Homily for Wednesday of the 33rd Week in OT, 17 November 2021, Luke 19:11-28

The Filipino Jesuit scientist, Fr. Jett Villarin, former president of the Ateneo de Manila, gave a very simple advice on the coming elections in May. He said in his post, “Follow the commandments. Do not kill. Do not steal. Do not lie. Du’n pa lang, iiksi na ang listahan. (With just these principles, you can trim down the list already.)”

I think today’s Gospel will agree with Fr. Jett. This Gospel parable which we know better as the PARABLE OF THE TALENTS, is also called a Parable about Responsible Stewardship (Pagiging Mabuting Katiwala). What is most unique about the way St. Luke tells the story is, he turns it into a parable about POLITICAL STEWARDSHIP. It is not just about the question of knowing whom to entrust material resources to. That is how it is presented by Matthew in his version of this parable.

Here in St. Luke, the real issue is knowing to whom we should entrust leadership for GOVERNANCE. This is probably one of the most political parables in all four Gospels of the New Testament. Luke tells us the good candidate for kingship was not immediately accepted at the start. Perhaps in today’s political context, they’d say he was not doing well in the surveys at the outset. But that did not stop him from eventually obtaining the kingship, nevertheless.

His political strategy was different. He knew that governance was not a matter of lording it over people. He knew how to find the right co-workers in governance. It was not a matter of powerplay for him; it was rather a matter of finding the people who could be entrusted with authority in the spirit of servanthood, and who would not abuse it. And so he tested ten stewards by entrusting ten gold coins to them—meaning one gold coin for each.

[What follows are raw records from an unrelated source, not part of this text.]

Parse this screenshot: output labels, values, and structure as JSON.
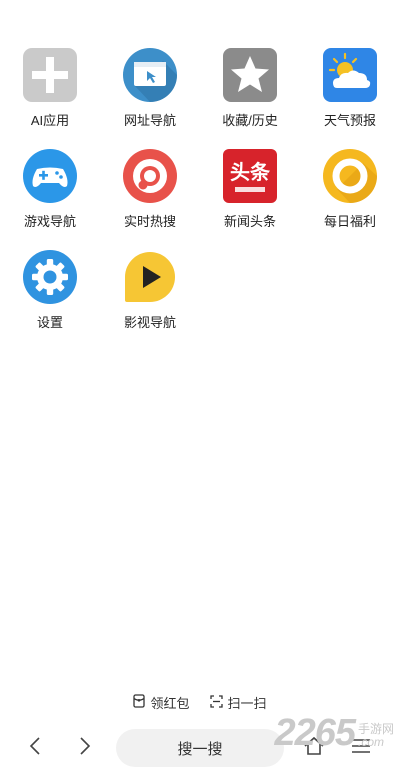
{
  "apps": [
    {
      "label": "AI应用",
      "icon": "plus-icon",
      "color": "#c8c8c8"
    },
    {
      "label": "网址导航",
      "icon": "browser-window-icon",
      "color": "#3c8fc8"
    },
    {
      "label": "收藏/历史",
      "icon": "star-icon",
      "color": "#8a8a8a"
    },
    {
      "label": "天气预报",
      "icon": "weather-sun-cloud-icon",
      "color": "#2f86e6"
    },
    {
      "label": "游戏导航",
      "icon": "gamepad-icon",
      "color": "#2a96e8"
    },
    {
      "label": "实时热搜",
      "icon": "hot-search-icon",
      "color": "#e8514a"
    },
    {
      "label": "新闻头条",
      "icon": "toutiao-logo-icon",
      "color": "#d7232b"
    },
    {
      "label": "每日福利",
      "icon": "ring-icon",
      "color": "#f5b81f"
    },
    {
      "label": "设置",
      "icon": "gear-icon",
      "color": "#2f92e0"
    },
    {
      "label": "影视导航",
      "icon": "play-icon",
      "color": "#f6c634"
    }
  ],
  "aux": {
    "red_packet": "领红包",
    "scan": "扫一扫"
  },
  "bottom": {
    "search_label": "搜一搜"
  },
  "watermark": {
    "number": "2265",
    "cn": "手游网",
    "com": ".com"
  },
  "toutiao_text": "头条"
}
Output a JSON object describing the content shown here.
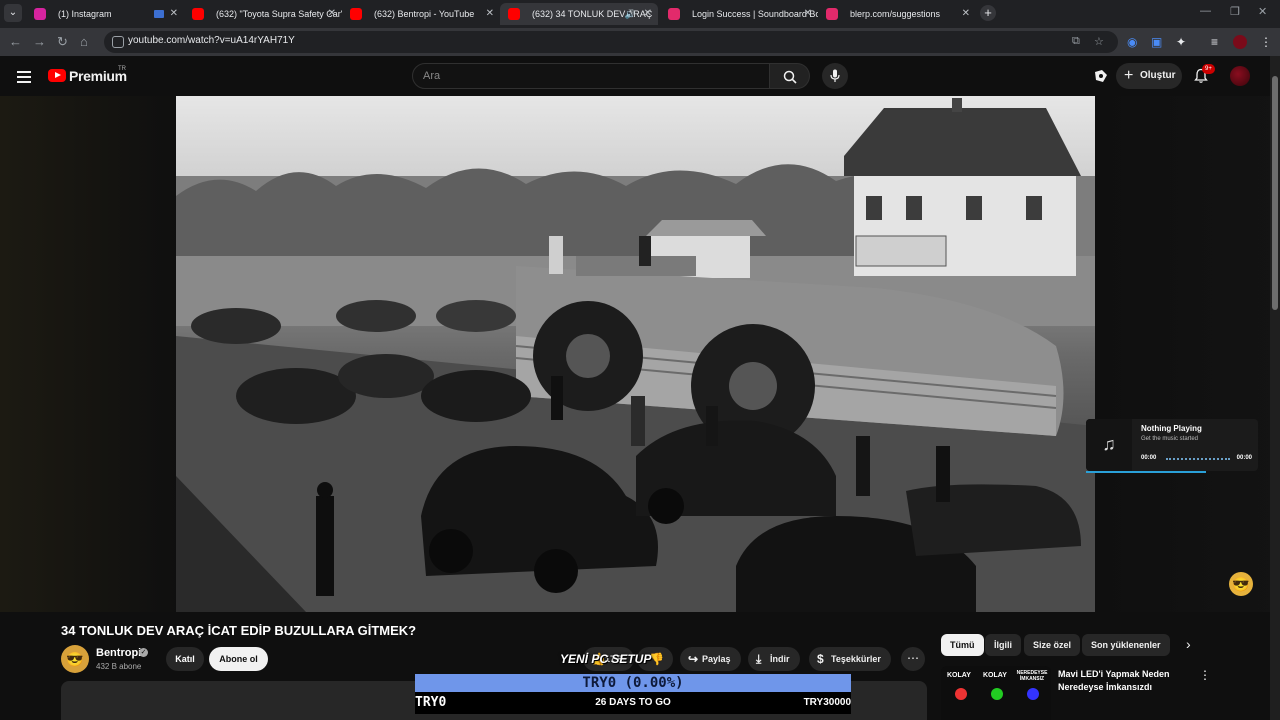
{
  "browser": {
    "tabs": [
      {
        "title": "(1) Instagram",
        "favicon_color": "#d6249f"
      },
      {
        "title": "(632) \"Toyota Supra Safety Car\"",
        "favicon_color": "#ff0000"
      },
      {
        "title": "(632) Bentropi - YouTube",
        "favicon_color": "#ff0000"
      },
      {
        "title": "(632) 34 TONLUK DEV ARAÇ",
        "favicon_color": "#ff0000"
      },
      {
        "title": "Login Success | Soundboard Bo",
        "favicon_color": "#e22a6b"
      },
      {
        "title": "blerp.com/suggestions",
        "favicon_color": "#e22a6b"
      }
    ],
    "active_tab_index": 3,
    "url": "youtube.com/watch?v=uA14rYAH71Y"
  },
  "youtube": {
    "brand": "Premium",
    "region": "TR",
    "search_placeholder": "Ara",
    "create_label": "Oluştur",
    "notification_count": "9+"
  },
  "video": {
    "title": "34 TONLUK DEV ARAÇ İCAT EDİP BUZULLARA GİTMEK?",
    "channel": "Bentropi",
    "subscribers": "432 B abone",
    "join_label": "Katıl",
    "subscribe_label": "Abone ol",
    "like_count": "17 B",
    "share_label": "Paylaş",
    "download_label": "İndir",
    "thanks_label": "Teşekkürler"
  },
  "music_widget": {
    "title": "Nothing Playing",
    "subtitle": "Get the music started",
    "time_start": "00:00",
    "time_end": "00:00"
  },
  "chips": [
    "Tümü",
    "İlgili",
    "Size özel",
    "Son yüklenenler"
  ],
  "recommendation": {
    "thumb_tags": [
      "KOLAY",
      "KOLAY",
      "NEREDEYSE İMKANSIZ"
    ],
    "title": "Mavi LED'i Yapmak Neden Neredeyse İmkansızdı"
  },
  "overlay": {
    "title": "YENİ PC SETUP",
    "progress_text": "TRY0 (0.00%)",
    "progress_fraction": 0.0,
    "left": "TRY0",
    "middle": "26 DAYS TO GO",
    "right": "TRY30000"
  },
  "colors": {
    "yt_red": "#ff0000",
    "overlay_bar": "#6f96ea",
    "music_progress": "#2aa0d8"
  }
}
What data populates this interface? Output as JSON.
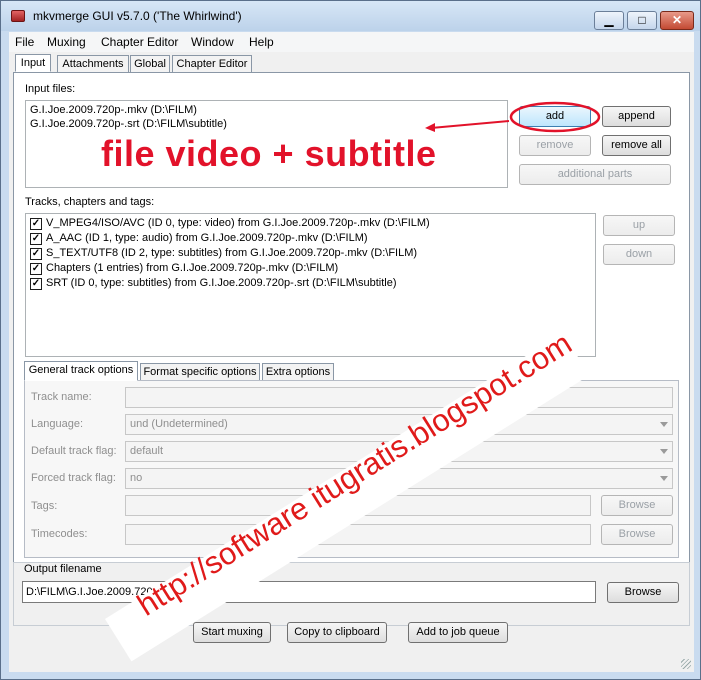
{
  "window": {
    "title": "mkvmerge GUI v5.7.0 ('The Whirlwind')",
    "controls": {
      "minimize": "▁",
      "maximize": "□",
      "close": "✕"
    }
  },
  "menu": [
    "File",
    "Muxing",
    "Chapter Editor",
    "Window",
    "Help"
  ],
  "tabs": [
    "Input",
    "Attachments",
    "Global",
    "Chapter Editor"
  ],
  "input_files": {
    "label": "Input files:",
    "files": [
      "G.I.Joe.2009.720p-.mkv (D:\\FILM)",
      "G.I.Joe.2009.720p-.srt (D:\\FILM\\subtitle)"
    ],
    "buttons": {
      "add": "add",
      "append": "append",
      "remove": "remove",
      "remove_all": "remove all",
      "additional_parts": "additional parts"
    }
  },
  "tracks": {
    "label": "Tracks, chapters and tags:",
    "items": [
      "V_MPEG4/ISO/AVC (ID 0, type: video) from G.I.Joe.2009.720p-.mkv (D:\\FILM)",
      "A_AAC (ID 1, type: audio) from G.I.Joe.2009.720p-.mkv (D:\\FILM)",
      "S_TEXT/UTF8 (ID 2, type: subtitles) from G.I.Joe.2009.720p-.mkv (D:\\FILM)",
      "Chapters (1 entries) from G.I.Joe.2009.720p-.mkv (D:\\FILM)",
      "SRT (ID 0, type: subtitles) from G.I.Joe.2009.720p-.srt (D:\\FILM\\subtitle)"
    ],
    "up": "up",
    "down": "down"
  },
  "track_tabs": [
    "General track options",
    "Format specific options",
    "Extra options"
  ],
  "track_options": {
    "track_name_label": "Track name:",
    "language_label": "Language:",
    "language_value": "und (Undetermined)",
    "default_flag_label": "Default track flag:",
    "default_flag_value": "default",
    "forced_flag_label": "Forced track flag:",
    "forced_flag_value": "no",
    "tags_label": "Tags:",
    "timecodes_label": "Timecodes:",
    "browse": "Browse"
  },
  "output": {
    "label": "Output filename",
    "value": "D:\\FILM\\G.I.Joe.2009.720p-.mkv",
    "browse": "Browse"
  },
  "actions": {
    "start_muxing": "Start muxing",
    "copy_to_clipboard": "Copy to clipboard",
    "add_to_job_queue": "Add to job queue"
  },
  "annotation": {
    "caption": "file video + subtitle",
    "watermark": "http://software itugratis.blogspot.com",
    "color": "#e2122a"
  }
}
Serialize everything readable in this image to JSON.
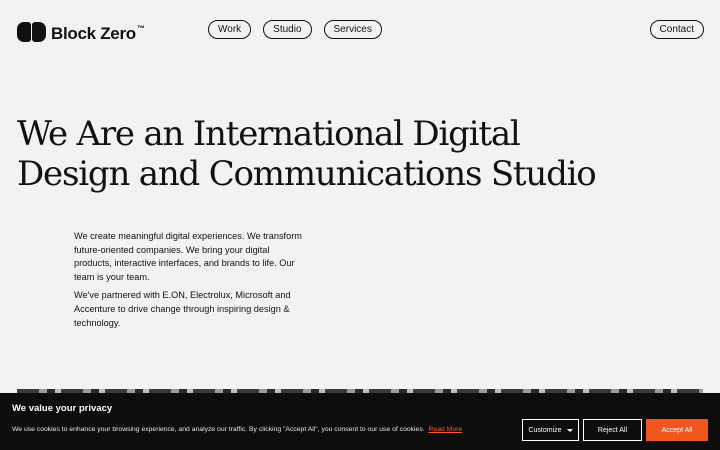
{
  "brand": {
    "name": "Block Zero",
    "trademark": "™"
  },
  "nav": {
    "items": [
      {
        "label": "Work"
      },
      {
        "label": "Studio"
      },
      {
        "label": "Services"
      }
    ],
    "contact_label": "Contact"
  },
  "hero": {
    "title": "We Are an International Digital Design and Communications Studio",
    "intro_1": "We create meaningful digital experiences. We transform future-oriented companies. We bring your digital products, interactive interfaces, and brands to life. Our team is your team.",
    "intro_2": "We've partnered with E.ON, Electrolux, Microsoft and Accenture to drive change through inspiring design & technology."
  },
  "cookie": {
    "title": "We value your privacy",
    "text": "We use cookies to enhance your browsing experience, and analyze our traffic. By clicking \"Accept All\", you consent to our use of cookies.",
    "read_more": "Read More",
    "customize_label": "Customize",
    "reject_label": "Reject All",
    "accept_label": "Accept All",
    "accent_color": "#f2561f"
  },
  "icons": {
    "logo": "block-zero-logo-icon",
    "customize_caret": "caret-down-icon"
  }
}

In Matthew, the reward of the trustworthy stewards was also money. Here in St. Luke, the reward is political stewardship. Upon the king’s return, and after receiving a report, he trims down his list from ten to three. (I suppose the other seven had not had any success. They probably had lost in business.) The master tells the first two of the three, “Because you have been faithful in this very small matter; I will put you in charge of several cities.” But as regards the third steward who did not lose the money but did not use it at all, not only does the master exclude him from his list of stewards, he also takes away the gold coin that he had kept and gives it to the first.

Fr. Jett was right. If the criteria are clear and obvious, the list can easily be trimmed down. But then of course, what is obvious for some is not so obvious for others—especially for the killers, the thieves, the liars and their enablers and supporters. They can even control public opinion and get people to reject the good candidates or perhaps even crucify them in Jerusalem like they did with Jesus.

Thank God, the parable has a happy ending—there is a day of reckoning for those who reject those who represent the principled leadership or stewardship of God’s Kingdom. The Lord gives them a dose of their own medicine. He will make them fall on their own weight and end up as victims of the cruelty and violence that they inflict on others.

And so the master in the parable says, “The one who has, will be given more.” Meaning, the one whom the Lord has tested and proven to be trustworthy with a few responsibilities will be entrusted with greater responsibilities. The ones who have none, meaning, no principles, no sense of accountability, no qualms of conscience—these are the ones who will end up losing whatever little influence they used to have.

I hope you take a little more time reflecting on this political parable. I hope it is able to help you trim down the names of people in your personal, family, community lists of prospective candidates for the local or national elections. We should never again neglect politics as an essential component of nation-building and working for the common good. We should in fact be ashamed to call ourselves Christians if we don’t actively participate in getting the trustworthy candidates voted into office. That is, if we care at all about the future of our country.

It is not enough to pray for good candidates, which, of course, is also important. The Lord has given us those candidates already. Unfortunately, the Lord is not a voter in the coming elections. We are. He has entrusted to us the task of making that important choice. Will we or will we not respond to his call to be responsible stewards of our nation which he loves so dearly, and has saved many times already from destruction? The old song by Peter, Paul and Mary says it very figuratively. “The answer is blowing in the wind.” That wind for us Christians is the Holy Spirit. May he truly blow a refreshing wind on our country in the months to come